Because of his retirement from his teaching career, two of his three kids having graduated from college, Russell said that he did what he promised he’d never do: “I was here every day beginning in March to make sure this place opened.” Before that he was also with his dog, Kiki, and taking advantage, for the first time in his life since he was a kid, of the Mohonk Preserve. “I wanted to explore what was right in my back yard, and I finally had the time to do it.” Once he does the myriad of things that need to be done in order to close the pool down this week, and doing his best to secure the place for the winter, Russell plans on taking his hiking boots and canine traveling companion through the Minnewaska trails and carriage roads.
As the YMCA Camp Wiltmeet buddy check happens, guards punch in and out and people poke their heads in to say “Hi,” Russell and Plitsch go over their own history together. “I swam Seahawks and began lifeguarding here in 2008,” says Plitsch. “And I’ve been the co-director for the past seven years. I enjoy it. I spent so many fond years here as a kid, and then Bill hired me and eventually, I became an assistant director. It has an incredible community feel to the place. You know a lot of the members and watch the kids grow up and learn to become strong swimmers. I like working with the head guards and the staff and just knowing that we’re helping to provide a really important community asset.”

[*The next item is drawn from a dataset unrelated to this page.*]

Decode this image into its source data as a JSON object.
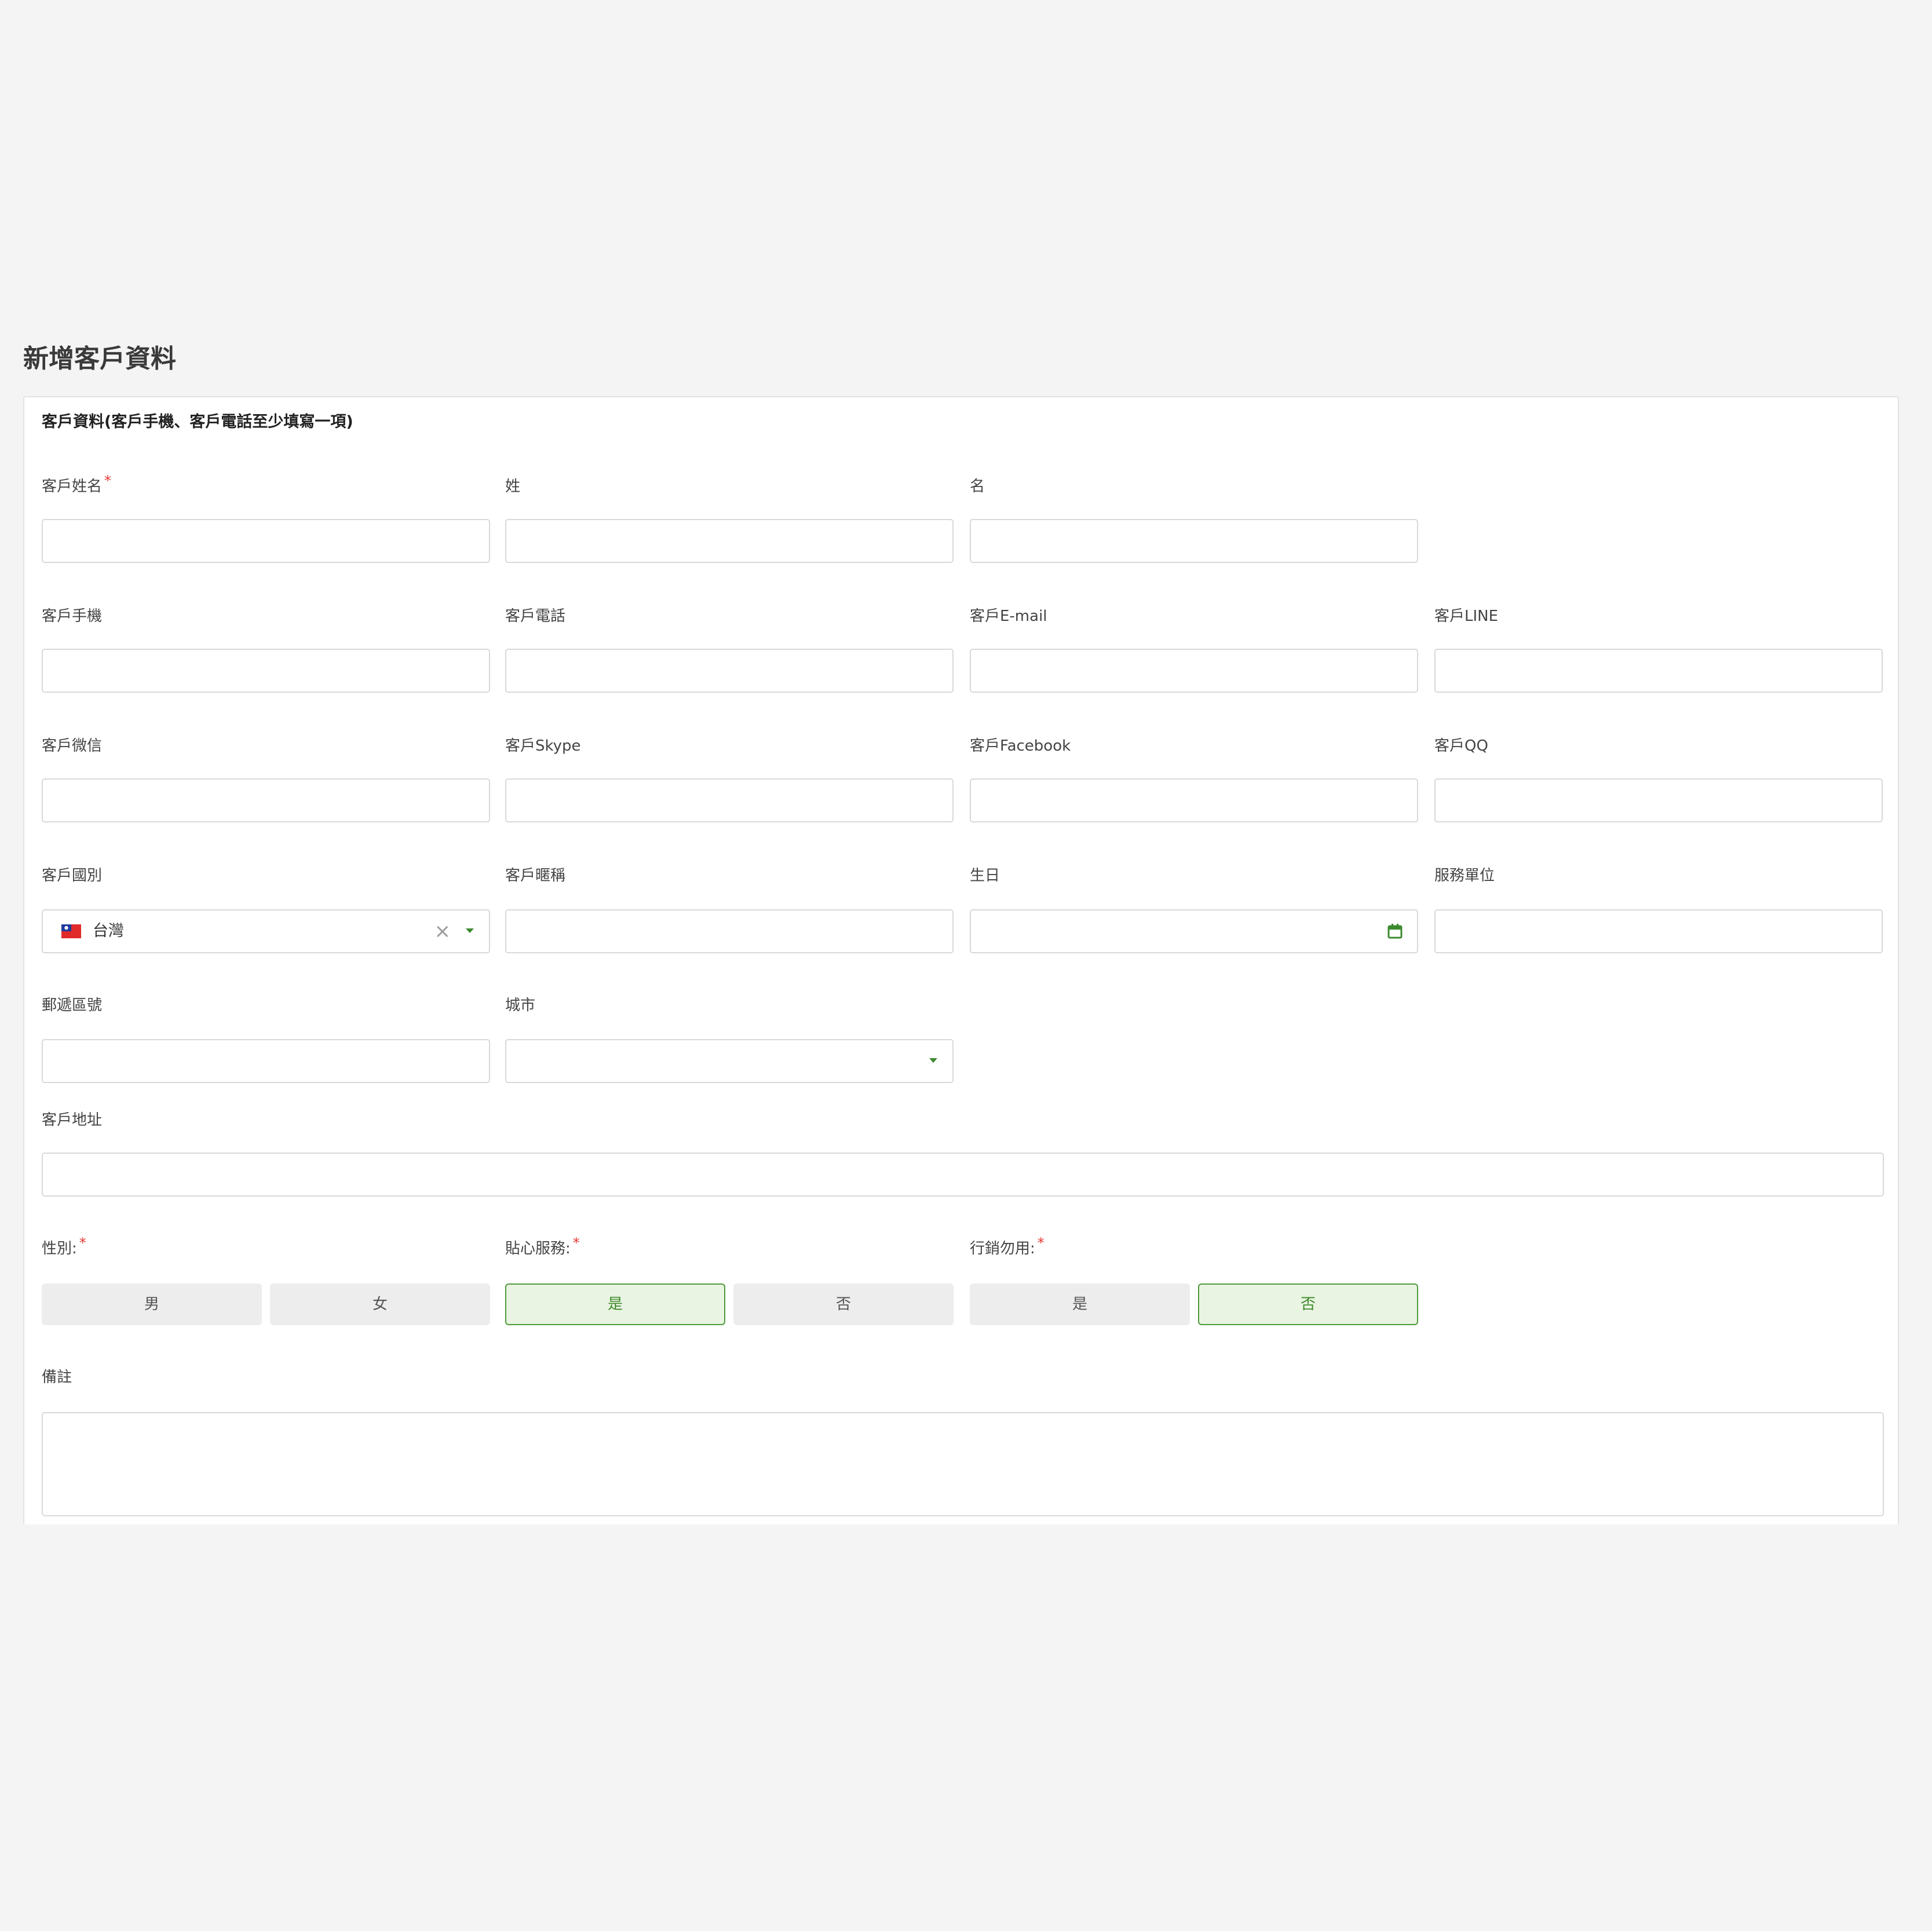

If there’s a valuable “community asset” here, it’s also in the job that Russell has done and continues to do year after year. Although he’s immune to flattery, everyone knows that he is Oz behind the curtain. He’s such a fixture that you almost do not even know he’s there, pulling all the strings, greasing all of the wheels and turning all of the switches on and off to make sure that summer arrives each year in the form of a pool for all to enjoy. Caps off to you, Russell!